But no-one vamped it up better, and perhaps because her legend as a comedienne remains undimmed, Fielding was resurrected in later life by an unlikely succession of modern performers, from Rik Mayall and Ade Edmondson, with whom she co-starred in the film Guesthouse Paradiso, to film critic Mark Kermode, with whom she has reviewed new releases.
Her most surprising casting of recent times was in the gritty TV teen drama Skins, playing an eccentric grandmother. “I liked that it was a straight role,” she confides.
In real life Fielding has no children or grandchildren and never married. The greatest revelation of her book is that she managed to juggle two lovers for 20 years, neither of whom knew about the other. “One is dead now, but one is still alive,” she tells me, staying resolutely schtum about naming names. “We don’t see each other anymore, but we do still talk. I don’t have any regrets; it was simply lovely to be loved by two very different but such lovely men.”
Having just performed at her own birthday party in the Museum of Comedy —a venue with a theatre being required to hold a bevy of family, friends and showbiz people including Barry Cryer, who delivered a tribute — Fielding shows no sign of slowing down.
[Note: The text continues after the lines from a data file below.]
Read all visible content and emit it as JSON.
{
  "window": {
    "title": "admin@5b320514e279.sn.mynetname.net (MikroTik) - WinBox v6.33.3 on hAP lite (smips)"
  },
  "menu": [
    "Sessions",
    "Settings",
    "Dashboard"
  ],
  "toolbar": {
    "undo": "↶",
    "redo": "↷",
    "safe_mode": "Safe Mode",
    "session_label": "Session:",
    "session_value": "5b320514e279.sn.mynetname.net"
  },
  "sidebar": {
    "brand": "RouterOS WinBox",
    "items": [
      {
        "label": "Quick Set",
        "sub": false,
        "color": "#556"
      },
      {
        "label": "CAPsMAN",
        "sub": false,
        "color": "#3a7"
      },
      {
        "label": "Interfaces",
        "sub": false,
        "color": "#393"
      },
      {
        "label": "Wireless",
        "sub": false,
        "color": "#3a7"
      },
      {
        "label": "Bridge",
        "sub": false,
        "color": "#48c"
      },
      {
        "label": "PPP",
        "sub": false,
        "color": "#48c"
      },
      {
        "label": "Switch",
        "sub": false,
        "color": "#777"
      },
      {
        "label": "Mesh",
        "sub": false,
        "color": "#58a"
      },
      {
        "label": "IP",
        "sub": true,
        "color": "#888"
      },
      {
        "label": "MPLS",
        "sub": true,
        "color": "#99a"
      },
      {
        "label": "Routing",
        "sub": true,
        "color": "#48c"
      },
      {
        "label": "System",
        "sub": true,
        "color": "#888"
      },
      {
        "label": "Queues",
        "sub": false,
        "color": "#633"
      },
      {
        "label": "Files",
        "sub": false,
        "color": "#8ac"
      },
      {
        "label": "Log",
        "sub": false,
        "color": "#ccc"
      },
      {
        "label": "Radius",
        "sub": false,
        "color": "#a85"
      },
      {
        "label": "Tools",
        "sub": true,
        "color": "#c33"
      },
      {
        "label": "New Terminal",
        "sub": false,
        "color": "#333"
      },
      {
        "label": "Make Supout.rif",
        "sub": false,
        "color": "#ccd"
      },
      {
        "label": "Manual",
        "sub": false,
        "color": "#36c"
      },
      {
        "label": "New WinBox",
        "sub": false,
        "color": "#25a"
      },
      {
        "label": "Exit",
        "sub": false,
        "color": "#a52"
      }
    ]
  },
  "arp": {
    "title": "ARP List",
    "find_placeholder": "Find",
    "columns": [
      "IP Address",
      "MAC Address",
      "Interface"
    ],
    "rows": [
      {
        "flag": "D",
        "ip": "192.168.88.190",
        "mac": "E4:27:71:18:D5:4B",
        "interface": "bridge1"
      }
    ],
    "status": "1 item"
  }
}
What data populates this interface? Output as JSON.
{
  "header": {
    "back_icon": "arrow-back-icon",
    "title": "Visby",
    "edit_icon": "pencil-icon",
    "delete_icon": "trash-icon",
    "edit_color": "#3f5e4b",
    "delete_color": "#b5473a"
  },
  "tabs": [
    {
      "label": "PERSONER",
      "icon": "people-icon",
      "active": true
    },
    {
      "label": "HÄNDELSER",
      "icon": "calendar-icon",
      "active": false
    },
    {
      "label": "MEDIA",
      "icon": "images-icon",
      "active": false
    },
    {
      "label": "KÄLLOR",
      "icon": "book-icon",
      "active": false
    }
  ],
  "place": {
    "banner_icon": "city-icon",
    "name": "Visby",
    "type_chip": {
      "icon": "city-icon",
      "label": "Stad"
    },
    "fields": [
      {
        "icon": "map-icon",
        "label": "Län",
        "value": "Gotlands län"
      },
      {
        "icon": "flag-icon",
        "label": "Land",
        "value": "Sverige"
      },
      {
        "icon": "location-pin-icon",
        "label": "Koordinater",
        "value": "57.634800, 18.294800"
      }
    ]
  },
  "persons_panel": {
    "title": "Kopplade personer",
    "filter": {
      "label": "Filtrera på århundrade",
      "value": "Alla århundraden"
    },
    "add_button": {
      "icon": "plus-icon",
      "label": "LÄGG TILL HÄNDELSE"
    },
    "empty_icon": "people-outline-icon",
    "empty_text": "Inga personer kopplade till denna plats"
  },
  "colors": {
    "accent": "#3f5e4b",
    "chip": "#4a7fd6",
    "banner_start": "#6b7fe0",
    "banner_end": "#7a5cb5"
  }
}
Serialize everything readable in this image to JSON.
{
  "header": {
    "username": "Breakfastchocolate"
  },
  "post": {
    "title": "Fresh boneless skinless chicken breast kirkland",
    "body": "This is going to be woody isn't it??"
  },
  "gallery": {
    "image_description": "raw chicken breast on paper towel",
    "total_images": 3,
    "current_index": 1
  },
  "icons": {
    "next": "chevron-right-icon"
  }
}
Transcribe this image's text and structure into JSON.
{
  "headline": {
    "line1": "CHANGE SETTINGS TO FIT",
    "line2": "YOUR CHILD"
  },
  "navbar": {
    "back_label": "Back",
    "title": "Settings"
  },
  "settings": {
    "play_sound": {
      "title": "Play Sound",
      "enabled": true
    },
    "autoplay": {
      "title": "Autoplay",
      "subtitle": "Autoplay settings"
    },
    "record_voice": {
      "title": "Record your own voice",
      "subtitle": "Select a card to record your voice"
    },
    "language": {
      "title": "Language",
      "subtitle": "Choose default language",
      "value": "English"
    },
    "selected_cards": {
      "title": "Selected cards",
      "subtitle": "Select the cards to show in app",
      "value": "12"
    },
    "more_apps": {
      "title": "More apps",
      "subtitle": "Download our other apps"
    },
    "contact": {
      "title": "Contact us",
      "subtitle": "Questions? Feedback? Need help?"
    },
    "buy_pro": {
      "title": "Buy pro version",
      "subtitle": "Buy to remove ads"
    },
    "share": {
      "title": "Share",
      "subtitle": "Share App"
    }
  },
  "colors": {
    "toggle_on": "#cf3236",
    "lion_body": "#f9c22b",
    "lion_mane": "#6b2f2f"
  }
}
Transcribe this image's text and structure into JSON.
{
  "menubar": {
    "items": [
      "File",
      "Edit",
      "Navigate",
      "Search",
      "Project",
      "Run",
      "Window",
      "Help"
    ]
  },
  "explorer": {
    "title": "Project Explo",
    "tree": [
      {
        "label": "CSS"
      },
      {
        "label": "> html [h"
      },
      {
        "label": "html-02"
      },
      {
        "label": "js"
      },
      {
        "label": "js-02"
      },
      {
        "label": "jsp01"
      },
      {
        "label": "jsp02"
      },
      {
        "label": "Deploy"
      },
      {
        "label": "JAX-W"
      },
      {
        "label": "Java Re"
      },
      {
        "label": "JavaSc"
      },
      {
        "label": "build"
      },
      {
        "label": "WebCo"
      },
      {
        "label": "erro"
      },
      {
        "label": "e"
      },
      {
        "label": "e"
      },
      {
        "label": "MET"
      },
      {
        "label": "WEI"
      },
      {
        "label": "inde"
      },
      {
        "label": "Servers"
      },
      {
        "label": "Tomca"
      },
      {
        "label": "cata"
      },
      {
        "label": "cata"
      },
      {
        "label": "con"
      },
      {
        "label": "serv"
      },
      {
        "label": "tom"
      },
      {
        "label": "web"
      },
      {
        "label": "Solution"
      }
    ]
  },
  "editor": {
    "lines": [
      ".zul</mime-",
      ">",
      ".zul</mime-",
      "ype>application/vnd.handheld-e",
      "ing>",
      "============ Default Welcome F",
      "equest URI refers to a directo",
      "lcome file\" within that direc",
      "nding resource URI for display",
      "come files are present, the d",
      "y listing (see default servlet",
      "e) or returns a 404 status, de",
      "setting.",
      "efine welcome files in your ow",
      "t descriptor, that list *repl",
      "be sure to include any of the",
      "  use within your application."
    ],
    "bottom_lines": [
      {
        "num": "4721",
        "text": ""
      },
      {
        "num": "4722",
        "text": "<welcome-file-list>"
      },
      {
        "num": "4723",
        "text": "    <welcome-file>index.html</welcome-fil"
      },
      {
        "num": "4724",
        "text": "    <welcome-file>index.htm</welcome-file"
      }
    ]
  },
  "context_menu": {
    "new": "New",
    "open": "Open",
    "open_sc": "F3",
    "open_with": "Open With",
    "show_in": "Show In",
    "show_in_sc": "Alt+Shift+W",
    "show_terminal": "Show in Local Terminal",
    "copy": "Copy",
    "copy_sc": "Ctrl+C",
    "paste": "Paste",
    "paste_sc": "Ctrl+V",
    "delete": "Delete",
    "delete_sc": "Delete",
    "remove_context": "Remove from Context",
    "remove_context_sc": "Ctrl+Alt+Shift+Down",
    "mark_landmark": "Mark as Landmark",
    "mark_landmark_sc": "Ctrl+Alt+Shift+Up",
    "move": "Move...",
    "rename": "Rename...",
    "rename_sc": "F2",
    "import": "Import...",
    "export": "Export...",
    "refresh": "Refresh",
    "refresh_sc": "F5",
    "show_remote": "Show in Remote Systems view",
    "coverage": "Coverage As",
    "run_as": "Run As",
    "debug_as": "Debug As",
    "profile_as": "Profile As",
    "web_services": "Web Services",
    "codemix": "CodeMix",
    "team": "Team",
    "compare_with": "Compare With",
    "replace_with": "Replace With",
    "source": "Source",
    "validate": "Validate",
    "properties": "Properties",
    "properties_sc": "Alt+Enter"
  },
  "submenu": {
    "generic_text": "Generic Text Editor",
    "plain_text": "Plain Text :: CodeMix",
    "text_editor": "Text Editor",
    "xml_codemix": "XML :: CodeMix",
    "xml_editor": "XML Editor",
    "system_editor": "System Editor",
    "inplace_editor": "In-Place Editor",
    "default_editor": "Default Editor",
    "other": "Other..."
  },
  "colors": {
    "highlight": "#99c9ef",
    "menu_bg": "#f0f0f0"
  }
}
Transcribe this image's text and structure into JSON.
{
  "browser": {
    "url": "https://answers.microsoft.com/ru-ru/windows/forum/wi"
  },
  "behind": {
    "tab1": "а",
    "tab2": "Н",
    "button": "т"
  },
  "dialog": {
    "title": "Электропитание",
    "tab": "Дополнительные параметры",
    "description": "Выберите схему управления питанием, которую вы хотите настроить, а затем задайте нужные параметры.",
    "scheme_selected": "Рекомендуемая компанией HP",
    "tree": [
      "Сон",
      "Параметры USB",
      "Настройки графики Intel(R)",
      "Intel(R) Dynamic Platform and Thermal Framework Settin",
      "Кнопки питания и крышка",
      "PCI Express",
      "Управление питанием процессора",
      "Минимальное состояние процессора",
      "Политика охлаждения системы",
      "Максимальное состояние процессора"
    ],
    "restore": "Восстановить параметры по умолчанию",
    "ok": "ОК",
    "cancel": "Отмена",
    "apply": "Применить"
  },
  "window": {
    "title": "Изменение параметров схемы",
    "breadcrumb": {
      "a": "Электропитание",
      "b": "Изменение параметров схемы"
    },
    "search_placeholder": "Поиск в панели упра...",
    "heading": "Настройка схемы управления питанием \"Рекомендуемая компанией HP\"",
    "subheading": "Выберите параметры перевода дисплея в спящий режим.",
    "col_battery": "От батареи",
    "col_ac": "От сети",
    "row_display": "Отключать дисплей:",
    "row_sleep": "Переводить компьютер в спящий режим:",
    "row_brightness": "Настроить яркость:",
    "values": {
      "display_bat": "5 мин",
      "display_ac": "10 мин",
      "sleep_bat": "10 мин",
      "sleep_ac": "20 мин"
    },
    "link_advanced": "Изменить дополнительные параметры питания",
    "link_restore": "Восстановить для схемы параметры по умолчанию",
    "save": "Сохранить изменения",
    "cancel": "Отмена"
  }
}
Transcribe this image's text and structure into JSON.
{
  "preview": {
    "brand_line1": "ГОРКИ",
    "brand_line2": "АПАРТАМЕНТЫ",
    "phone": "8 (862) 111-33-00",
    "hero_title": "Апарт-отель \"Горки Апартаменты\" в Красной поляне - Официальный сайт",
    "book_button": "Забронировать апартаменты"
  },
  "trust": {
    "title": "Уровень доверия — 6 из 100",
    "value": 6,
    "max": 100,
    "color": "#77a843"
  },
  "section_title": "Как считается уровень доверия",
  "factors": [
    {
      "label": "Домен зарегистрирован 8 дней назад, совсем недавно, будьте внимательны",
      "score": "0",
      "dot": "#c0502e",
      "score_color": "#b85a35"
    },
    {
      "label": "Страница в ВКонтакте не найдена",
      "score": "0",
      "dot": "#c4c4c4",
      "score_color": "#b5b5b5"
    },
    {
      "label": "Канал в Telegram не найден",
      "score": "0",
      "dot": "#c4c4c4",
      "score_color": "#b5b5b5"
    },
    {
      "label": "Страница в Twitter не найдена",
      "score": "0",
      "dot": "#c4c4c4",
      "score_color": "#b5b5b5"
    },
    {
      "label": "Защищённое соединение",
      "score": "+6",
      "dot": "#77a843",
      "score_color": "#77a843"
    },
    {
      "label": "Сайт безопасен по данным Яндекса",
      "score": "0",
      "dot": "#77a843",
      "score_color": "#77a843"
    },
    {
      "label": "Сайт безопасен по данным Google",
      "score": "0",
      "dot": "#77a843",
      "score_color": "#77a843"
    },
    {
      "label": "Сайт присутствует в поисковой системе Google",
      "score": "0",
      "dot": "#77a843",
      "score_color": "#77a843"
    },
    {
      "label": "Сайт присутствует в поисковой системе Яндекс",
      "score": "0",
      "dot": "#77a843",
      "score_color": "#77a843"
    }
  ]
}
She’s booked to read from her memoirs on dates throughout the winter at Crazy Coqs in Piccadilly and the Phoenix Artist Club. And if Radio 4 listeners have anything to do with it, her readings of everything from the shipping forecast to her regular “horticultural filth” of racy but real gardening terms will enliven the airwaves for as long as Fielding has the strength to get out of bed and record them. “I can’t imagine having nothing to do,” she explains with a final flutter.
*Do You Mind if I Smoke? by Fenella Fielding and Simon McKay is published by Peter Owen. Fenella Fielding will be signing copies at Forbidden Planet, Shaftesbury Avenue on Thursday, December 7.